_Directions for this task_
In the entries below, every line that contains "aanvraag" must be located and copied.

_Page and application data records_

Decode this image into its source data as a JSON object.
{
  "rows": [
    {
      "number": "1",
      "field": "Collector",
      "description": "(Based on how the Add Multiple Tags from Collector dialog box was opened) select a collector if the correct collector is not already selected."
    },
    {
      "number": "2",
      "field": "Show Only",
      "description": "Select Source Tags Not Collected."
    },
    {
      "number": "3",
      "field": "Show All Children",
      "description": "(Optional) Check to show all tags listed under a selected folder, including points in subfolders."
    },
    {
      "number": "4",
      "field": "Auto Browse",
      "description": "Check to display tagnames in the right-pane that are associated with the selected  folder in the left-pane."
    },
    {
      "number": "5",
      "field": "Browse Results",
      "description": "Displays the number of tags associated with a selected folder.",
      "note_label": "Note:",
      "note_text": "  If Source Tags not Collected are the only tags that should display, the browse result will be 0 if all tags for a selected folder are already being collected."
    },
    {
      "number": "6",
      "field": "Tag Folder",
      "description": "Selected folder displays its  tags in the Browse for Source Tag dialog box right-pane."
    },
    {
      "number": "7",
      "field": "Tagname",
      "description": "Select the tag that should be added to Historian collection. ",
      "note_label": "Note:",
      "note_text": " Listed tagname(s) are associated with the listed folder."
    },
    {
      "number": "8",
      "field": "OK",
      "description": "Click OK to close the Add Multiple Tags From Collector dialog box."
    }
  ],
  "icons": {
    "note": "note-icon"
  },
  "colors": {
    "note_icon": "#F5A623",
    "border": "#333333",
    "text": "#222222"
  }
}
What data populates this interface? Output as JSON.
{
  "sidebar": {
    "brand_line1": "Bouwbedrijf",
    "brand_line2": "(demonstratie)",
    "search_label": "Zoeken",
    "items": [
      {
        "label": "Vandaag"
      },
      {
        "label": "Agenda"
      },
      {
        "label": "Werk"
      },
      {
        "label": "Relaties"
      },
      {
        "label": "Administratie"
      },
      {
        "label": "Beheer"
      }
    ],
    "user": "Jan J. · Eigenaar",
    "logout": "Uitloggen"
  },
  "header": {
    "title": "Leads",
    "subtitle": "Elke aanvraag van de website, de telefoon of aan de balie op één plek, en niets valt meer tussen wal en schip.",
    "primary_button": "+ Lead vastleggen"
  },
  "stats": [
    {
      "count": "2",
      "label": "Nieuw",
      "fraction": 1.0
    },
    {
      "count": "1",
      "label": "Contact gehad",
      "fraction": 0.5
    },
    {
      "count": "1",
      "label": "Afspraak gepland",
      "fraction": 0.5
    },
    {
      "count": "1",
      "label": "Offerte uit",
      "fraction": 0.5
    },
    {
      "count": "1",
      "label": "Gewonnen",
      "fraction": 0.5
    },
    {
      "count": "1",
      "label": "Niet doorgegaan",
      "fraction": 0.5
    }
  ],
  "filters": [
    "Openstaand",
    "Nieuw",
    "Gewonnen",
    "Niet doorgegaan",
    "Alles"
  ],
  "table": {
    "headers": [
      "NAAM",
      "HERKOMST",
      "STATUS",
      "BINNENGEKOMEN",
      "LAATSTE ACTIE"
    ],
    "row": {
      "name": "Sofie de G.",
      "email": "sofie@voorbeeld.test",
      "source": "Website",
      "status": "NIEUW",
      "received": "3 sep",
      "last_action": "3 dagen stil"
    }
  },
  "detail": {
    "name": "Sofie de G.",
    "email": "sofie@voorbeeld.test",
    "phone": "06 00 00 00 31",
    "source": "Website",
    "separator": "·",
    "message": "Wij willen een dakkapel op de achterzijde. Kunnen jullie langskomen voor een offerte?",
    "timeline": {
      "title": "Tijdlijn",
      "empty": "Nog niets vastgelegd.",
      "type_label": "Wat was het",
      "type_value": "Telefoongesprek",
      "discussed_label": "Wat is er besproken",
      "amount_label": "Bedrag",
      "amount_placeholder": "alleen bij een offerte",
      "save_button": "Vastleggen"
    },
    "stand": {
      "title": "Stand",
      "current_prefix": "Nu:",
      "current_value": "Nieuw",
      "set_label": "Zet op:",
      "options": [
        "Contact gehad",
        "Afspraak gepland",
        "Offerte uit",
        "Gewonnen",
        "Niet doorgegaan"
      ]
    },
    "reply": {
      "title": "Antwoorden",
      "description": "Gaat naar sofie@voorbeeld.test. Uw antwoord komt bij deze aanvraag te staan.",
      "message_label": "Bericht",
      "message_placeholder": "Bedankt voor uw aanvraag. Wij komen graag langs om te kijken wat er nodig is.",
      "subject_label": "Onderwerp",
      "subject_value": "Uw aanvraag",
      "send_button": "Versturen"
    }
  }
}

_Result below_
    "subtitle": "Elke aanvraag van de website, de telefoon of aan de balie op één plek, en niets valt meer tussen wal en schip.",
      "description": "Gaat naar sofie@voorbeeld.test. Uw antwoord komt bij deze aanvraag te staan.",
      "message_placeholder": "Bedankt voor uw aanvraag. Wij komen graag langs om te kijken wat er nodig is.",
      "subject_value": "Uw aanvraag",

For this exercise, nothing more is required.